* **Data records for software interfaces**
=======

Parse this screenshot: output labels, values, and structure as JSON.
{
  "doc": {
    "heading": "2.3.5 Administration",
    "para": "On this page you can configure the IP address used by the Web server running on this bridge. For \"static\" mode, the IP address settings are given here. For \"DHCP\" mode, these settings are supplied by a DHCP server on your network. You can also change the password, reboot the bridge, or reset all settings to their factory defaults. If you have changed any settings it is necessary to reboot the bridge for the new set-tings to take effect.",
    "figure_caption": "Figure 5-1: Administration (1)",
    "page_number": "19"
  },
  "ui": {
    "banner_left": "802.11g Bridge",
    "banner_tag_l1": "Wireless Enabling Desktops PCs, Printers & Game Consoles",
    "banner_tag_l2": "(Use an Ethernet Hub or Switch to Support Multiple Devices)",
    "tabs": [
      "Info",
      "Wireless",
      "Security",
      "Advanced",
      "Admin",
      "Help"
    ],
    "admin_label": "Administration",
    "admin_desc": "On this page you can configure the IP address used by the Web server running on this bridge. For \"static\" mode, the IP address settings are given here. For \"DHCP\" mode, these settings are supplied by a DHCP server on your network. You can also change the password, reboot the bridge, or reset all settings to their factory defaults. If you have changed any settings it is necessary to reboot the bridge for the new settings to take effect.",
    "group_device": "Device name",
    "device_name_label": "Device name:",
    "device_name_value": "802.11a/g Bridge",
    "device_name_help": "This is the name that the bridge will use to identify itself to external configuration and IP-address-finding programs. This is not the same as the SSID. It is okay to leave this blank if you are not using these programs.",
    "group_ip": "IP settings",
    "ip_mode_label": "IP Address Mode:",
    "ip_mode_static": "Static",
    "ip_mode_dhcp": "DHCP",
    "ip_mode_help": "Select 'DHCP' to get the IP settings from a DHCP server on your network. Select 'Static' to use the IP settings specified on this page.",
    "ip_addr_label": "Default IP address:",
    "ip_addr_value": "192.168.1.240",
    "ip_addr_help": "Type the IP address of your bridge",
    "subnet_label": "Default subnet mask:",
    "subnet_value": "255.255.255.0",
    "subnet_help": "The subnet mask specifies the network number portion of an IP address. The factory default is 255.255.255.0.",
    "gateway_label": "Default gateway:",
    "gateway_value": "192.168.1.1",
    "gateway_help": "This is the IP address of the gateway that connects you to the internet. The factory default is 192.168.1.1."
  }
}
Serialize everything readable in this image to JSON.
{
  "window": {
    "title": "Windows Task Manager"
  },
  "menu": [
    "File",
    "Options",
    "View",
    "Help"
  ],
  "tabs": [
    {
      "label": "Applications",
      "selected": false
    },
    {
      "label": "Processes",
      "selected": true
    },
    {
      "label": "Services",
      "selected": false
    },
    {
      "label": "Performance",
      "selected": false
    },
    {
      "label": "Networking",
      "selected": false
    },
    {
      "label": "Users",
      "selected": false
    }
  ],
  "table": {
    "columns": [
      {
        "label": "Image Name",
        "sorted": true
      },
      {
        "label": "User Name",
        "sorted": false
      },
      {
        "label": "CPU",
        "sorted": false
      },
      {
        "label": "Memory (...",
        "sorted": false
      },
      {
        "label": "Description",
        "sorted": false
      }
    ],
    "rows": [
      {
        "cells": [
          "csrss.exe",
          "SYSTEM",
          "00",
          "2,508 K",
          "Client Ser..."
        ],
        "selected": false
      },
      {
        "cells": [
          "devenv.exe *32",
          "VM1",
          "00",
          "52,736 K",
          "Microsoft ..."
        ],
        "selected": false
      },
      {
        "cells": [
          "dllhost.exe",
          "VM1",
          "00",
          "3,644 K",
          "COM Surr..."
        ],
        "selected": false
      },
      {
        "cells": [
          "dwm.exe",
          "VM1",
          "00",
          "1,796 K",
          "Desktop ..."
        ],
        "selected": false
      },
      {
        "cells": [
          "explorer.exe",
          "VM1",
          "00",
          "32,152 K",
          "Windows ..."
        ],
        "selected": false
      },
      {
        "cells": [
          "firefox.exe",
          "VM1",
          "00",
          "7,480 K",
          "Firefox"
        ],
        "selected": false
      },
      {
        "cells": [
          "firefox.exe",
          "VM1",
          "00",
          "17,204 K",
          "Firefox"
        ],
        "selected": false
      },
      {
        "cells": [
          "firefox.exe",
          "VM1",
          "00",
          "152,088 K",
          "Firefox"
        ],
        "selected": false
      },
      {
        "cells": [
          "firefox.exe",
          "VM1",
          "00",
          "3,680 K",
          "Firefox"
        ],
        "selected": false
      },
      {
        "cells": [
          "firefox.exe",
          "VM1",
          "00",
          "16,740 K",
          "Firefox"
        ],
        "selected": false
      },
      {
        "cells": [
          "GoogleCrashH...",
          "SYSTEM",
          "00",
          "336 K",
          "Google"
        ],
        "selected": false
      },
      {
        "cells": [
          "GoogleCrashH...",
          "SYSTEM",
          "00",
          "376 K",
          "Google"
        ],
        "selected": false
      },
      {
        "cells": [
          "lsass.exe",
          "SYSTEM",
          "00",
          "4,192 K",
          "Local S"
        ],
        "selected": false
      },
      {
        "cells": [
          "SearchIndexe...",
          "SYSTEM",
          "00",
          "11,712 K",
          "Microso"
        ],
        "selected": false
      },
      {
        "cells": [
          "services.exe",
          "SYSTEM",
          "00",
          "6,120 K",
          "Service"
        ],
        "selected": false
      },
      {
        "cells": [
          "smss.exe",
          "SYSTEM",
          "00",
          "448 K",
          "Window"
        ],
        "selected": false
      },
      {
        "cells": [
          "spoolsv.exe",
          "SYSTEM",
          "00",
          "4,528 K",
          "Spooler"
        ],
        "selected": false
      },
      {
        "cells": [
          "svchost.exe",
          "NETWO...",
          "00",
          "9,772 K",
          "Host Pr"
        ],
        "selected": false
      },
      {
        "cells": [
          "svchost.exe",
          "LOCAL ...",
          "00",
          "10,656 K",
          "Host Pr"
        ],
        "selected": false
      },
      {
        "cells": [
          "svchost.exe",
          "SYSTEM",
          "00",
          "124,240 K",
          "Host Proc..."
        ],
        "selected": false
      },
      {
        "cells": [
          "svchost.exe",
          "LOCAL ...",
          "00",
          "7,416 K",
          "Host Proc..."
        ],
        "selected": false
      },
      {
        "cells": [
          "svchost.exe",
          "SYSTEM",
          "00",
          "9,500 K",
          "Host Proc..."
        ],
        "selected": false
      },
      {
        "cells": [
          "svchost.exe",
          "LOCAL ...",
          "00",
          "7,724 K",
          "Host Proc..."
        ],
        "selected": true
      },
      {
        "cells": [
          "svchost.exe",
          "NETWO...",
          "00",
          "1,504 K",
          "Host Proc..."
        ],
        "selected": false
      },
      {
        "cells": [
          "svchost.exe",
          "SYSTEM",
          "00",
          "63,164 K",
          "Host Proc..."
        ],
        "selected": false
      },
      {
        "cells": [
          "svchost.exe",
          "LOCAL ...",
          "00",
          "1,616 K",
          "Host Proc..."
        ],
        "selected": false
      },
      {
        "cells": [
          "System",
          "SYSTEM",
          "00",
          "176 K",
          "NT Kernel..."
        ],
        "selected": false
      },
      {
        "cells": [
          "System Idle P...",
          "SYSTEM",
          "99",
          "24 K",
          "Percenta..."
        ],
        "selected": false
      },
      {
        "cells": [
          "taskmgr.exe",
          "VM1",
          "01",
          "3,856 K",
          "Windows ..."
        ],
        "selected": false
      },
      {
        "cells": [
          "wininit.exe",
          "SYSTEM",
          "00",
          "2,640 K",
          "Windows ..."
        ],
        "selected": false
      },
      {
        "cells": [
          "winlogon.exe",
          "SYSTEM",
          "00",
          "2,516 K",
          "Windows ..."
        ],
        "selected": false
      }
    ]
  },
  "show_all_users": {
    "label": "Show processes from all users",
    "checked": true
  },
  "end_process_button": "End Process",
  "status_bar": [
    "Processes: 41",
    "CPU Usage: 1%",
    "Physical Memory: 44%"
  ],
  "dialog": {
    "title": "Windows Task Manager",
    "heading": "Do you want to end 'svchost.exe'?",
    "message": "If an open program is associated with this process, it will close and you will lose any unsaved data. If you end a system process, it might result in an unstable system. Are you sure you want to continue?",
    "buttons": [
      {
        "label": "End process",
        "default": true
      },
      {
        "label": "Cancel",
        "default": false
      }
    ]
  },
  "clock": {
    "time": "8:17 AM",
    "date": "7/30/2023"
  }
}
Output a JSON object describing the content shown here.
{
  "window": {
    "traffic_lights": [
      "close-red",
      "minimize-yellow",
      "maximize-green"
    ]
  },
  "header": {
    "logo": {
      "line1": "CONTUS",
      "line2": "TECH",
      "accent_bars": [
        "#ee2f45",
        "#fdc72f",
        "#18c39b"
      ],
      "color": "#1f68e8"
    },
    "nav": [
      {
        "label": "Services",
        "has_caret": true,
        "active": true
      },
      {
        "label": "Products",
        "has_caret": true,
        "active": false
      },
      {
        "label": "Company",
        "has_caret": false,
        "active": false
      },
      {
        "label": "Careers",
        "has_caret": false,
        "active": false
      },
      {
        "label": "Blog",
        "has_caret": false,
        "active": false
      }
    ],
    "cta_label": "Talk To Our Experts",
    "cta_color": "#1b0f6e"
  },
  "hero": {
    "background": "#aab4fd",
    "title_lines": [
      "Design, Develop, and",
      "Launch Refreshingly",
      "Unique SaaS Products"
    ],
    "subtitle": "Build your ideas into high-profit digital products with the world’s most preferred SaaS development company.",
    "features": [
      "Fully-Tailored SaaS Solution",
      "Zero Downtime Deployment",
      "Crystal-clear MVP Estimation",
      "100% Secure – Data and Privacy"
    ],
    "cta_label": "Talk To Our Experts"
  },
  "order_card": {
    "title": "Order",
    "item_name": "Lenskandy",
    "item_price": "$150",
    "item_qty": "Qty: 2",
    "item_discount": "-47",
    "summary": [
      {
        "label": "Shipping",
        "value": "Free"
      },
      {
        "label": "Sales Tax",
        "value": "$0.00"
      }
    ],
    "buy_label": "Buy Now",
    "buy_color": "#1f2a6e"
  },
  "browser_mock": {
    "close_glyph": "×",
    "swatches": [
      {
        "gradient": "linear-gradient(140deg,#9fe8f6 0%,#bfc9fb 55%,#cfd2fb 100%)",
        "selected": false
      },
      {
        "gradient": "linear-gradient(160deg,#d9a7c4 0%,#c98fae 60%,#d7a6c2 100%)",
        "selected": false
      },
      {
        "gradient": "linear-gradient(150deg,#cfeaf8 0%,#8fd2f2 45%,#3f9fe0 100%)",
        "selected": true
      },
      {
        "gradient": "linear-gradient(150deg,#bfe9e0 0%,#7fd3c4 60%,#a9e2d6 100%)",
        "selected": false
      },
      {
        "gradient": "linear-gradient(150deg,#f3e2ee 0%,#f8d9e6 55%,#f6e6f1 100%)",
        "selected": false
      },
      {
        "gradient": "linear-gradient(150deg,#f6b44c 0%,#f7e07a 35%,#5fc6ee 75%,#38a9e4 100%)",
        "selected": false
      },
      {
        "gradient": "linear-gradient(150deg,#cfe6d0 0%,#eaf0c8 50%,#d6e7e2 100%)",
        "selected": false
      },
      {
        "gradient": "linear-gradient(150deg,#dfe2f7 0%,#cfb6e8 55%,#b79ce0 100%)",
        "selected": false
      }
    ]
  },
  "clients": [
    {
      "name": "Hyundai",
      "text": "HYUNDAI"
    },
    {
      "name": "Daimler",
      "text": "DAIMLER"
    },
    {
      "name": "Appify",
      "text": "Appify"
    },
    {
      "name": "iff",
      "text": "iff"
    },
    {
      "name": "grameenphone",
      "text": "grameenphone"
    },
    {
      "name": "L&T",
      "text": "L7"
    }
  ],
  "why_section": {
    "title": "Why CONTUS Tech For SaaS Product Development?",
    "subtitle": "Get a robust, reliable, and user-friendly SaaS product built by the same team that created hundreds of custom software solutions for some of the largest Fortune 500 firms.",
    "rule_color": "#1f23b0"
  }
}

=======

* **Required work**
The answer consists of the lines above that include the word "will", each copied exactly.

* **Solution below**
    "device_name_help": "This is the name that the bridge will use to identify itself to external configuration and IP-address-finding programs. This is not the same as the SSID. It is okay to leave this blank if you are not using these programs.",
    "message": "If an open program is associated with this process, it will close and you will lose any unsaved data. If you end a system process, it might result in an unstable system. Are you sure you want to continue?",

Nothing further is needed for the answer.